● **Task objective**
Write the data below out again, with each line matching the original.

———

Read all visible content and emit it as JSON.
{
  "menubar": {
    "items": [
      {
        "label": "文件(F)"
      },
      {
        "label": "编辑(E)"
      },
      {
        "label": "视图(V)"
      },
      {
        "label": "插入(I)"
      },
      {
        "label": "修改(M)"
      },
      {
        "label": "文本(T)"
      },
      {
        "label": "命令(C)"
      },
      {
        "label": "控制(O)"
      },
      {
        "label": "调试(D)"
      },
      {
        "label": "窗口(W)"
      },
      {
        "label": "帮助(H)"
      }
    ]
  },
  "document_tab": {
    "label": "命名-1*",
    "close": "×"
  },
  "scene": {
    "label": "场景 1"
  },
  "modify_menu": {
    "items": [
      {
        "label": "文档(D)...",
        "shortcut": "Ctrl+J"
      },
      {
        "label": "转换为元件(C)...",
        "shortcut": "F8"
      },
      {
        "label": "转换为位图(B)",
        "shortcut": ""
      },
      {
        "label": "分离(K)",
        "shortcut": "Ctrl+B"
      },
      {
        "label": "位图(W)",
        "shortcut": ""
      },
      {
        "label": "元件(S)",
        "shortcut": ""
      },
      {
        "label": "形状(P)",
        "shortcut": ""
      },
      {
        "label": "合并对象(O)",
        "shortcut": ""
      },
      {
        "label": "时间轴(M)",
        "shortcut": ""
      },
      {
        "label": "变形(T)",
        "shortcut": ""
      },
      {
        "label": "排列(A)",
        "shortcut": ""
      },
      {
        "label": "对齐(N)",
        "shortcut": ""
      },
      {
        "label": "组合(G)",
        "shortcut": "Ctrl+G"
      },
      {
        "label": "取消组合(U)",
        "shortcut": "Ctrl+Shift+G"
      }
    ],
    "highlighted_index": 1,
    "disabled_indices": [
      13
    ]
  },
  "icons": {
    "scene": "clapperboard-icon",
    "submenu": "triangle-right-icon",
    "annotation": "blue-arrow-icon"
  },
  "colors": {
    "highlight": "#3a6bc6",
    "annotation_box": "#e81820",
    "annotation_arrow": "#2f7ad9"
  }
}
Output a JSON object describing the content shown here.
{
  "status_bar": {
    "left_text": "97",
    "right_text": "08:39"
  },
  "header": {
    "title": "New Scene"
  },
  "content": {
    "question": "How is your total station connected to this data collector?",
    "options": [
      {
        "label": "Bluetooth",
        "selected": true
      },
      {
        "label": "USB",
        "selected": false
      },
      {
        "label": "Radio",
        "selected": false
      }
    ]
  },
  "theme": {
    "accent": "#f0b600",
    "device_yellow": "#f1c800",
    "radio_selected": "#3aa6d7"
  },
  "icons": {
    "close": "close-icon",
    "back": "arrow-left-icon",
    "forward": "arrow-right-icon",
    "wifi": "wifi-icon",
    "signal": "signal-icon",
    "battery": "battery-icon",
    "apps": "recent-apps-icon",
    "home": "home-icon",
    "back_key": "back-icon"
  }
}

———

● **Result below**
Read all visible content and emit it as JSON.
{
  "menubar": {
    "items": [
      {
        "label": "文件(F)"
      },
      {
        "label": "编辑(E)"
      },
      {
        "label": "视图(V)"
      },
      {
        "label": "插入(I)"
      },
      {
        "label": "修改(M)"
      },
      {
        "label": "文本(T)"
      },
      {
        "label": "命令(C)"
      },
      {
        "label": "控制(O)"
      },
      {
        "label": "调试(D)"
      },
      {
        "label": "窗口(W)"
      },
      {
        "label": "帮助(H)"
      }
    ]
  },
  "document_tab": {
    "label": "命名-1*",
    "close": "×"
  },
  "scene": {
    "label": "场景 1"
  },
  "modify_menu": {
    "items": [
      {
        "label": "文档(D)...",
        "shortcut": "Ctrl+J"
      },
      {
        "label": "转换为元件(C)...",
        "shortcut": "F8"
      },
      {
        "label": "转换为位图(B)",
        "shortcut": ""
      },
      {
        "label": "分离(K)",
        "shortcut": "Ctrl+B"
      },
      {
        "label": "位图(W)",
        "shortcut": ""
      },
      {
        "label": "元件(S)",
        "shortcut": ""
      },
      {
        "label": "形状(P)",
        "shortcut": ""
      },
      {
        "label": "合并对象(O)",
        "shortcut": ""
      },
      {
        "label": "时间轴(M)",
        "shortcut": ""
      },
      {
        "label": "变形(T)",
        "shortcut": ""
      },
      {
        "label": "排列(A)",
        "shortcut": ""
      },
      {
        "label": "对齐(N)",
        "shortcut": ""
      },
      {
        "label": "组合(G)",
        "shortcut": "Ctrl+G"
      },
      {
        "label": "取消组合(U)",
        "shortcut": "Ctrl+Shift+G"
      }
    ],
    "highlighted_index": 1,
    "disabled_indices": [
      13
    ]
  },
  "icons": {
    "scene": "clapperboard-icon",
    "submenu": "triangle-right-icon",
    "annotation": "blue-arrow-icon"
  },
  "colors": {
    "highlight": "#3a6bc6",
    "annotation_box": "#e81820",
    "annotation_arrow": "#2f7ad9"
  }
}
Output a JSON object describing the content shown here.
{
  "status_bar": {
    "left_text": "97",
    "right_text": "08:39"
  },
  "header": {
    "title": "New Scene"
  },
  "content": {
    "question": "How is your total station connected to this data collector?",
    "options": [
      {
        "label": "Bluetooth",
        "selected": true
      },
      {
        "label": "USB",
        "selected": false
      },
      {
        "label": "Radio",
        "selected": false
      }
    ]
  },
  "theme": {
    "accent": "#f0b600",
    "device_yellow": "#f1c800",
    "radio_selected": "#3aa6d7"
  },
  "icons": {
    "close": "close-icon",
    "back": "arrow-left-icon",
    "forward": "arrow-right-icon",
    "wifi": "wifi-icon",
    "signal": "signal-icon",
    "battery": "battery-icon",
    "apps": "recent-apps-icon",
    "home": "home-icon",
    "back_key": "back-icon"
  }
}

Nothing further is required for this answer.